China's Ministry of Commerce (MOFCOM) said on Wednesday that U.S. rice needs to gain further approval from Chinese officials to enter the market, despite a recent agreement that would open up the Chinese market to U.S. rice for the first time.
After several rounds of talks, Chinese and U.S. officials agreed last week on inspection and quarantine requirements for U.S. rice to enter the Chinese market, but that's just the first step, according to Chinese law, a MOFCOM spokes person said in a statement online.
U.S. rice producers and processors that intend to export rice to the Chinese market still need to register with the U.S. government, which then recommends them to China's General Administration of Quality Supervision, Inspection and Quarantine (AQSIQ), according to the statement.
After gaining approval from the AQSIQ, the U.S. side still needs to conduct a fumigation process on the rice and submit pesticides and techniques used in the process to Chinese officials for inspection and confirmation, the statement added.
"The three steps above are integral parts of the process," the MOFCOM spokesperson said, "so far, only one step has been completed, so U.S. rice trade with China cannot go ahead yet."
The U.S. had been pushing China to open up its domestic market to U.S. farmers while China was importing an increasing amount of rice from other countries.
The agreement was reached last week during the China-U.S. Comprehensive Economic Dialogue meeting in Washington D.C. and was hailed by U.S. officials as a historic step that would greatly benefit U.S. farmers and processors.
"The agreement with China has been in the works for more than a decade and I'm pleased to see it finally come to fruition, especially knowing how greatly it will benefit our growers and industry," U.S. Agriculture Secretary Sonny Perdue said in a statement following the agreement.
A local media outlet in California, the second-largest rice-goring state in the U.S., quoted Jim Morris, an official at the California Rice Commission, as saying, "hopefully by the end of the year, we'll have rice heading to China… We anticipate the volume will start slow, and then we'll build on that."
China imported 3.56 million tons of rice in 2016, increasing 5.5 percent year-on-year, according to customs data released in February.
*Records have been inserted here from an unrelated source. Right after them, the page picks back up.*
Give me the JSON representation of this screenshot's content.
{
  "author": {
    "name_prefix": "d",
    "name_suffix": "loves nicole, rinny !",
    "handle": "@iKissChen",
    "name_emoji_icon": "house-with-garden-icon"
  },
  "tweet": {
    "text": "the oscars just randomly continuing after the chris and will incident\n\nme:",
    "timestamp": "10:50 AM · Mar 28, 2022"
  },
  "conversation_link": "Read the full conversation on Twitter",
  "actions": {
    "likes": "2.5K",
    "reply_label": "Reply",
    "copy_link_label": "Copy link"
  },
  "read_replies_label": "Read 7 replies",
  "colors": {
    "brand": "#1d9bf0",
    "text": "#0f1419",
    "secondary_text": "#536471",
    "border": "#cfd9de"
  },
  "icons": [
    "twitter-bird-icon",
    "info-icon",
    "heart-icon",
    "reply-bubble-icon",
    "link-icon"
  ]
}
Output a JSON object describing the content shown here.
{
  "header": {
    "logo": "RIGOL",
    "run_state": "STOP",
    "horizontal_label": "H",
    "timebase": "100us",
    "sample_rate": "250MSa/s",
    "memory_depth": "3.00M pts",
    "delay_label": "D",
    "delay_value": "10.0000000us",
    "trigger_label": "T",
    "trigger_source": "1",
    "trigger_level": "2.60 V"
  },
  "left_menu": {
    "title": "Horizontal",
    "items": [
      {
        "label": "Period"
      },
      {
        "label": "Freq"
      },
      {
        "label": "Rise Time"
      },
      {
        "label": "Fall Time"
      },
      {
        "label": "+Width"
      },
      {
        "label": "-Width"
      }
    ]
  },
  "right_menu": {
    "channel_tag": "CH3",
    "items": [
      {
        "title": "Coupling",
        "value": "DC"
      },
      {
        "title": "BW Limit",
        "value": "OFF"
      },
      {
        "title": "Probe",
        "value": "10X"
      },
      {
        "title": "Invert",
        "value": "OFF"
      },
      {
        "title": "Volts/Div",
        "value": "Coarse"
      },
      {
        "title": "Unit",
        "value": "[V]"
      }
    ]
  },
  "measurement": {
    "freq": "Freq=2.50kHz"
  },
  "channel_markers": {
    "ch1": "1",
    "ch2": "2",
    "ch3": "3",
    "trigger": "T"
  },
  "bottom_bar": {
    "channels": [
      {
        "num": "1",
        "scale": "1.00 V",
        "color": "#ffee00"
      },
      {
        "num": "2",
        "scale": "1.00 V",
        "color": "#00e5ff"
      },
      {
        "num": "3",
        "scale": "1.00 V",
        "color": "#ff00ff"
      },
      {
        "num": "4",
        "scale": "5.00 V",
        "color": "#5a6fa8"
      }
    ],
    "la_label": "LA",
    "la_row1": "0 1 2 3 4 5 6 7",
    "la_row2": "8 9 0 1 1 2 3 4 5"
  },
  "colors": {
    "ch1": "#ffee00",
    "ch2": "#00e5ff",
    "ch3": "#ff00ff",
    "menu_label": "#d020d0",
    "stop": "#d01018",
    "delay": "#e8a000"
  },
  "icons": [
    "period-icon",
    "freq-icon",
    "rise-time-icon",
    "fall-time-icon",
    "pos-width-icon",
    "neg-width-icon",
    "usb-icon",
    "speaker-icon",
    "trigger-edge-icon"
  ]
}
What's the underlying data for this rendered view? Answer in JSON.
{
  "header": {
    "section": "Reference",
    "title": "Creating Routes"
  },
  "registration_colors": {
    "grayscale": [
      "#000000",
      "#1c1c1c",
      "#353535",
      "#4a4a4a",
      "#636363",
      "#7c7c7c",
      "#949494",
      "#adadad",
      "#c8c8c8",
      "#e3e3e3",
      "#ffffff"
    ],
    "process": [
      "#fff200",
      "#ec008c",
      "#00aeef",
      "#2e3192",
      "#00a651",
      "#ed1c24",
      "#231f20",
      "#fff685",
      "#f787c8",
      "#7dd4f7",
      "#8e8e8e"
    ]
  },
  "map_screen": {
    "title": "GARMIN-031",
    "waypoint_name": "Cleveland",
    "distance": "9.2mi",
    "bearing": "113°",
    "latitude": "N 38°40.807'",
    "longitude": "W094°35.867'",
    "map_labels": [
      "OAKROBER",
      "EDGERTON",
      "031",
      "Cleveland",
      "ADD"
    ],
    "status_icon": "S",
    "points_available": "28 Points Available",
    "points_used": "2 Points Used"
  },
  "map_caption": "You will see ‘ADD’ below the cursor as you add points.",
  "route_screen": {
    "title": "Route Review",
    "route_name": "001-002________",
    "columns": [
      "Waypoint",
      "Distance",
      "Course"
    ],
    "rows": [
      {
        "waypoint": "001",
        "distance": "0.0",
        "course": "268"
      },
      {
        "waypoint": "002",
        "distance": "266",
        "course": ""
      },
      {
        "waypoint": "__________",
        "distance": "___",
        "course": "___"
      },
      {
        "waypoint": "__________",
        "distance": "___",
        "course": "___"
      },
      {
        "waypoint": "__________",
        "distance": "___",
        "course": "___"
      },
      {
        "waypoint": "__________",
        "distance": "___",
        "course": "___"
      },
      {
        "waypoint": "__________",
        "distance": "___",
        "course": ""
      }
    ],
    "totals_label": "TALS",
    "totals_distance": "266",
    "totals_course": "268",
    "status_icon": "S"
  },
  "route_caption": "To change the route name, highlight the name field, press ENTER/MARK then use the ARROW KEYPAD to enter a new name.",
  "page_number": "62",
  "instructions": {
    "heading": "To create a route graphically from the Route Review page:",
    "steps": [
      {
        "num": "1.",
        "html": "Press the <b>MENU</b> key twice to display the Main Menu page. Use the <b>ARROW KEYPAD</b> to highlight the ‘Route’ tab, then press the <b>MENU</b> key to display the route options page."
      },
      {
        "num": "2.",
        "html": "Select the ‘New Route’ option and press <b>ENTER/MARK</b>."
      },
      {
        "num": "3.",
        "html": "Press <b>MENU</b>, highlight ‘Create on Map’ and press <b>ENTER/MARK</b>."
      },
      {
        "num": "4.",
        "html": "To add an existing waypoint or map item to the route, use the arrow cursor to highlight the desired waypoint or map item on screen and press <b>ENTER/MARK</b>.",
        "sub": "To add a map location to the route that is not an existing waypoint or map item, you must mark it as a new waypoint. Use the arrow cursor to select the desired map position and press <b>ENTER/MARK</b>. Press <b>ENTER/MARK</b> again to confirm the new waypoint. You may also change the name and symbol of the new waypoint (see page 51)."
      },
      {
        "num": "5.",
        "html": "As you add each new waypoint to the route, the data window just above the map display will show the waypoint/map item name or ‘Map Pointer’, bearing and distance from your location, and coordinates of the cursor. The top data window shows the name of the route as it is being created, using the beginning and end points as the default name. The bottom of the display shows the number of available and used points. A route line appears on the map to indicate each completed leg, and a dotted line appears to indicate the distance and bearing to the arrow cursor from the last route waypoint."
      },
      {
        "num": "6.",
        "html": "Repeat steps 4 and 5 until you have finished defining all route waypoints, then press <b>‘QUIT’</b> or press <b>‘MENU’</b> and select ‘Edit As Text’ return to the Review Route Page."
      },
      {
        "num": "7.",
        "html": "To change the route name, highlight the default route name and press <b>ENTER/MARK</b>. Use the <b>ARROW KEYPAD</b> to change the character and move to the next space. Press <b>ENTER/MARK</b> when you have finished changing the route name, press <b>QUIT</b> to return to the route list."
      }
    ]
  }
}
The country spent more than .6 billion on rice imports in the same year, up 7.7 percent from the previous year, the data showed.